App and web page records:
___
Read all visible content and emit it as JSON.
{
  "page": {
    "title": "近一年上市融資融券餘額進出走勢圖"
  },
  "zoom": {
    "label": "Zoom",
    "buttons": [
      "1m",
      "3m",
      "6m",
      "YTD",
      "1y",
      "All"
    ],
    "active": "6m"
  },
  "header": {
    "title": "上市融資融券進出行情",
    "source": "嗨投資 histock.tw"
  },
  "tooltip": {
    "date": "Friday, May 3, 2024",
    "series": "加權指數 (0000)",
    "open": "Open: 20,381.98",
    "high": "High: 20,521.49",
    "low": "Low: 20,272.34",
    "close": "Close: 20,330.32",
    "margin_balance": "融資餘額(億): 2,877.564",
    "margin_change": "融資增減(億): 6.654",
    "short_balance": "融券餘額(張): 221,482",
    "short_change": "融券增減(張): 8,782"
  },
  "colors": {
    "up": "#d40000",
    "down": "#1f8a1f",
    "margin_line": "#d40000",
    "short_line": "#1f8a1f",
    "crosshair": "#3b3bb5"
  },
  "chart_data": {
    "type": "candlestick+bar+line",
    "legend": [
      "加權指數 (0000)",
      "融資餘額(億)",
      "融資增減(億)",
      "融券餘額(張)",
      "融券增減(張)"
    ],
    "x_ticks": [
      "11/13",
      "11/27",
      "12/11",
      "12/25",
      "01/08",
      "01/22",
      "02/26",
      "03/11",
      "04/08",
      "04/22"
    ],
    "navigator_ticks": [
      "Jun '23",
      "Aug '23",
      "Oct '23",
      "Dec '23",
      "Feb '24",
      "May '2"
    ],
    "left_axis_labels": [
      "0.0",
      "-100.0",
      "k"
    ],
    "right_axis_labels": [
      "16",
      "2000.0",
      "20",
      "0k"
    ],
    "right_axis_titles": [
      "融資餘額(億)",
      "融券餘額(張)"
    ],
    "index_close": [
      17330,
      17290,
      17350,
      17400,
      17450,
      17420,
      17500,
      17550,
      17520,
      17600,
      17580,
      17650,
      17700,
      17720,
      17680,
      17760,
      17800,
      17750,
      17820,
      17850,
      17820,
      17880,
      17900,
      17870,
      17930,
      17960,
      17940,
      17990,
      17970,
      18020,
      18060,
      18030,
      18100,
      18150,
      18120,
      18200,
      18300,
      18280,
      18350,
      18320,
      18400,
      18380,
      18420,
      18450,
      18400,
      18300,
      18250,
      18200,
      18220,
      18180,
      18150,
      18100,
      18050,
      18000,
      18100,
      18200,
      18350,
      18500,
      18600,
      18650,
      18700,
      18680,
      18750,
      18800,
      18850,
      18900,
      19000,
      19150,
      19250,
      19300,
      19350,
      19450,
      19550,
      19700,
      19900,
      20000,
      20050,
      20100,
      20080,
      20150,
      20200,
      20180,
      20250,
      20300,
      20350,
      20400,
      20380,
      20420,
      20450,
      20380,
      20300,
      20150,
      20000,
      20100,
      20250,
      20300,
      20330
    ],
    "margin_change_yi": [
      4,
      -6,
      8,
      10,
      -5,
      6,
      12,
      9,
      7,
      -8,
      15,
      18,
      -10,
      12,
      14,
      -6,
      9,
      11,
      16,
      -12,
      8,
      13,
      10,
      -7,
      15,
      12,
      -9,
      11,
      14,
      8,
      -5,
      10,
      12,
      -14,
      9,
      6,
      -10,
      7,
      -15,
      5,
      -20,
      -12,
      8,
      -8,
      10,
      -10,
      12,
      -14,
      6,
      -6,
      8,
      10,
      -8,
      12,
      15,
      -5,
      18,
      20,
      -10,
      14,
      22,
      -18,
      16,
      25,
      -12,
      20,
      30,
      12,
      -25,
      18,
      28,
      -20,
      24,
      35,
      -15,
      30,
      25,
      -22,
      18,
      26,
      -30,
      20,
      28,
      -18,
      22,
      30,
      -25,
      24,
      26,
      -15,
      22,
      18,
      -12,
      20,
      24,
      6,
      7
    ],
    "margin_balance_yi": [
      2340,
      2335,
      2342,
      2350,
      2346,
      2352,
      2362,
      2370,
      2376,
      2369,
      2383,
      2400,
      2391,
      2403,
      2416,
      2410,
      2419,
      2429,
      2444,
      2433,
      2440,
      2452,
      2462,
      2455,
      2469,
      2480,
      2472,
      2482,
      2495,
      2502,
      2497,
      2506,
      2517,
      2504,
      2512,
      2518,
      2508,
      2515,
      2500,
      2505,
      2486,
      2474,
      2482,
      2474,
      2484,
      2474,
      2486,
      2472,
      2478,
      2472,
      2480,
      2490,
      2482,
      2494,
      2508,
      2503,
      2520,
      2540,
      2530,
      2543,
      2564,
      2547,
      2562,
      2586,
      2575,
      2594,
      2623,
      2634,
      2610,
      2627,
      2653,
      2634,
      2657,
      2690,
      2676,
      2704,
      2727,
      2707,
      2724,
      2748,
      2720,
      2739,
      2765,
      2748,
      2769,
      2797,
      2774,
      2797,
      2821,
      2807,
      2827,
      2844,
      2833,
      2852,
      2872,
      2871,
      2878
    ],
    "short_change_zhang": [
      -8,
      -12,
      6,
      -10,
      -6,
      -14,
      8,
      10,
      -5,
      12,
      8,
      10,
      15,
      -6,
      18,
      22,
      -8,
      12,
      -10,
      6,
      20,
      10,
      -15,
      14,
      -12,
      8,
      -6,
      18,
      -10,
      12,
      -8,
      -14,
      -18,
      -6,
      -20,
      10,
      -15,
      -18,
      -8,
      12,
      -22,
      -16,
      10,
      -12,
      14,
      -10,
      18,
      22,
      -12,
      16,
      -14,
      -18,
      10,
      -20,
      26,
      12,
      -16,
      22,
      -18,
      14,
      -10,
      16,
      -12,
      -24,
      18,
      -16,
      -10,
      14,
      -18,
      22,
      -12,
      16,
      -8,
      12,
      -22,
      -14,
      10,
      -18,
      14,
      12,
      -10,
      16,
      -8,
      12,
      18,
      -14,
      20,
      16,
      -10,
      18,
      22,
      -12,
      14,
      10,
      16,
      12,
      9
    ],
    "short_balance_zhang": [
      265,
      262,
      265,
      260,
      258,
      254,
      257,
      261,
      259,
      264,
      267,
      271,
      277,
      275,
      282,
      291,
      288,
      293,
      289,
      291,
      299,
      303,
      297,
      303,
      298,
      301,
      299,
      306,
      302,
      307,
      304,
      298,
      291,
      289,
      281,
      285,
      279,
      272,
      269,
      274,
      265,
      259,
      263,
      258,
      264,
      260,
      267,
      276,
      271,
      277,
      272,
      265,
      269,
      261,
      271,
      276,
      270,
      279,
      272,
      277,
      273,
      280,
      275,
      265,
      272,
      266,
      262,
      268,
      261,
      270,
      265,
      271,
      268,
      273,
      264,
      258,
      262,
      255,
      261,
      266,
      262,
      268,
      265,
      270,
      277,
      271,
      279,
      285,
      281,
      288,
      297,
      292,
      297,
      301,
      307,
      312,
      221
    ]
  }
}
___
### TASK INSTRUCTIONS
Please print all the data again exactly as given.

### YOUR SOLUTION
Read all visible content and emit it as JSON.
{
  "page": {
    "title": "近一年上市融資融券餘額進出走勢圖"
  },
  "zoom": {
    "label": "Zoom",
    "buttons": [
      "1m",
      "3m",
      "6m",
      "YTD",
      "1y",
      "All"
    ],
    "active": "6m"
  },
  "header": {
    "title": "上市融資融券進出行情",
    "source": "嗨投資 histock.tw"
  },
  "tooltip": {
    "date": "Friday, May 3, 2024",
    "series": "加權指數 (0000)",
    "open": "Open: 20,381.98",
    "high": "High: 20,521.49",
    "low": "Low: 20,272.34",
    "close": "Close: 20,330.32",
    "margin_balance": "融資餘額(億): 2,877.564",
    "margin_change": "融資增減(億): 6.654",
    "short_balance": "融券餘額(張): 221,482",
    "short_change": "融券增減(張): 8,782"
  },
  "colors": {
    "up": "#d40000",
    "down": "#1f8a1f",
    "margin_line": "#d40000",
    "short_line": "#1f8a1f",
    "crosshair": "#3b3bb5"
  },
  "chart_data": {
    "type": "candlestick+bar+line",
    "legend": [
      "加權指數 (0000)",
      "融資餘額(億)",
      "融資增減(億)",
      "融券餘額(張)",
      "融券增減(張)"
    ],
    "x_ticks": [
      "11/13",
      "11/27",
      "12/11",
      "12/25",
      "01/08",
      "01/22",
      "02/26",
      "03/11",
      "04/08",
      "04/22"
    ],
    "navigator_ticks": [
      "Jun '23",
      "Aug '23",
      "Oct '23",
      "Dec '23",
      "Feb '24",
      "May '2"
    ],
    "left_axis_labels": [
      "0.0",
      "-100.0",
      "k"
    ],
    "right_axis_labels": [
      "16",
      "2000.0",
      "20",
      "0k"
    ],
    "right_axis_titles": [
      "融資餘額(億)",
      "融券餘額(張)"
    ],
    "index_close": [
      17330,
      17290,
      17350,
      17400,
      17450,
      17420,
      17500,
      17550,
      17520,
      17600,
      17580,
      17650,
      17700,
      17720,
      17680,
      17760,
      17800,
      17750,
      17820,
      17850,
      17820,
      17880,
      17900,
      17870,
      17930,
      17960,
      17940,
      17990,
      17970,
      18020,
      18060,
      18030,
      18100,
      18150,
      18120,
      18200,
      18300,
      18280,
      18350,
      18320,
      18400,
      18380,
      18420,
      18450,
      18400,
      18300,
      18250,
      18200,
      18220,
      18180,
      18150,
      18100,
      18050,
      18000,
      18100,
      18200,
      18350,
      18500,
      18600,
      18650,
      18700,
      18680,
      18750,
      18800,
      18850,
      18900,
      19000,
      19150,
      19250,
      19300,
      19350,
      19450,
      19550,
      19700,
      19900,
      20000,
      20050,
      20100,
      20080,
      20150,
      20200,
      20180,
      20250,
      20300,
      20350,
      20400,
      20380,
      20420,
      20450,
      20380,
      20300,
      20150,
      20000,
      20100,
      20250,
      20300,
      20330
    ],
    "margin_change_yi": [
      4,
      -6,
      8,
      10,
      -5,
      6,
      12,
      9,
      7,
      -8,
      15,
      18,
      -10,
      12,
      14,
      -6,
      9,
      11,
      16,
      -12,
      8,
      13,
      10,
      -7,
      15,
      12,
      -9,
      11,
      14,
      8,
      -5,
      10,
      12,
      -14,
      9,
      6,
      -10,
      7,
      -15,
      5,
      -20,
      -12,
      8,
      -8,
      10,
      -10,
      12,
      -14,
      6,
      -6,
      8,
      10,
      -8,
      12,
      15,
      -5,
      18,
      20,
      -10,
      14,
      22,
      -18,
      16,
      25,
      -12,
      20,
      30,
      12,
      -25,
      18,
      28,
      -20,
      24,
      35,
      -15,
      30,
      25,
      -22,
      18,
      26,
      -30,
      20,
      28,
      -18,
      22,
      30,
      -25,
      24,
      26,
      -15,
      22,
      18,
      -12,
      20,
      24,
      6,
      7
    ],
    "margin_balance_yi": [
      2340,
      2335,
      2342,
      2350,
      2346,
      2352,
      2362,
      2370,
      2376,
      2369,
      2383,
      2400,
      2391,
      2403,
      2416,
      2410,
      2419,
      2429,
      2444,
      2433,
      2440,
      2452,
      2462,
      2455,
      2469,
      2480,
      2472,
      2482,
      2495,
      2502,
      2497,
      2506,
      2517,
      2504,
      2512,
      2518,
      2508,
      2515,
      2500,
      2505,
      2486,
      2474,
      2482,
      2474,
      2484,
      2474,
      2486,
      2472,
      2478,
      2472,
      2480,
      2490,
      2482,
      2494,
      2508,
      2503,
      2520,
      2540,
      2530,
      2543,
      2564,
      2547,
      2562,
      2586,
      2575,
      2594,
      2623,
      2634,
      2610,
      2627,
      2653,
      2634,
      2657,
      2690,
      2676,
      2704,
      2727,
      2707,
      2724,
      2748,
      2720,
      2739,
      2765,
      2748,
      2769,
      2797,
      2774,
      2797,
      2821,
      2807,
      2827,
      2844,
      2833,
      2852,
      2872,
      2871,
      2878
    ],
    "short_change_zhang": [
      -8,
      -12,
      6,
      -10,
      -6,
      -14,
      8,
      10,
      -5,
      12,
      8,
      10,
      15,
      -6,
      18,
      22,
      -8,
      12,
      -10,
      6,
      20,
      10,
      -15,
      14,
      -12,
      8,
      -6,
      18,
      -10,
      12,
      -8,
      -14,
      -18,
      -6,
      -20,
      10,
      -15,
      -18,
      -8,
      12,
      -22,
      -16,
      10,
      -12,
      14,
      -10,
      18,
      22,
      -12,
      16,
      -14,
      -18,
      10,
      -20,
      26,
      12,
      -16,
      22,
      -18,
      14,
      -10,
      16,
      -12,
      -24,
      18,
      -16,
      -10,
      14,
      -18,
      22,
      -12,
      16,
      -8,
      12,
      -22,
      -14,
      10,
      -18,
      14,
      12,
      -10,
      16,
      -8,
      12,
      18,
      -14,
      20,
      16,
      -10,
      18,
      22,
      -12,
      14,
      10,
      16,
      12,
      9
    ],
    "short_balance_zhang": [
      265,
      262,
      265,
      260,
      258,
      254,
      257,
      261,
      259,
      264,
      267,
      271,
      277,
      275,
      282,
      291,
      288,
      293,
      289,
      291,
      299,
      303,
      297,
      303,
      298,
      301,
      299,
      306,
      302,
      307,
      304,
      298,
      291,
      289,
      281,
      285,
      279,
      272,
      269,
      274,
      265,
      259,
      263,
      258,
      264,
      260,
      267,
      276,
      271,
      277,
      272,
      265,
      269,
      261,
      271,
      276,
      270,
      279,
      272,
      277,
      273,
      280,
      275,
      265,
      272,
      266,
      262,
      268,
      261,
      270,
      265,
      271,
      268,
      273,
      264,
      258,
      262,
      255,
      261,
      266,
      262,
      268,
      265,
      270,
      277,
      271,
      279,
      285,
      281,
      288,
      297,
      292,
      297,
      301,
      307,
      312,
      221
    ]
  }
}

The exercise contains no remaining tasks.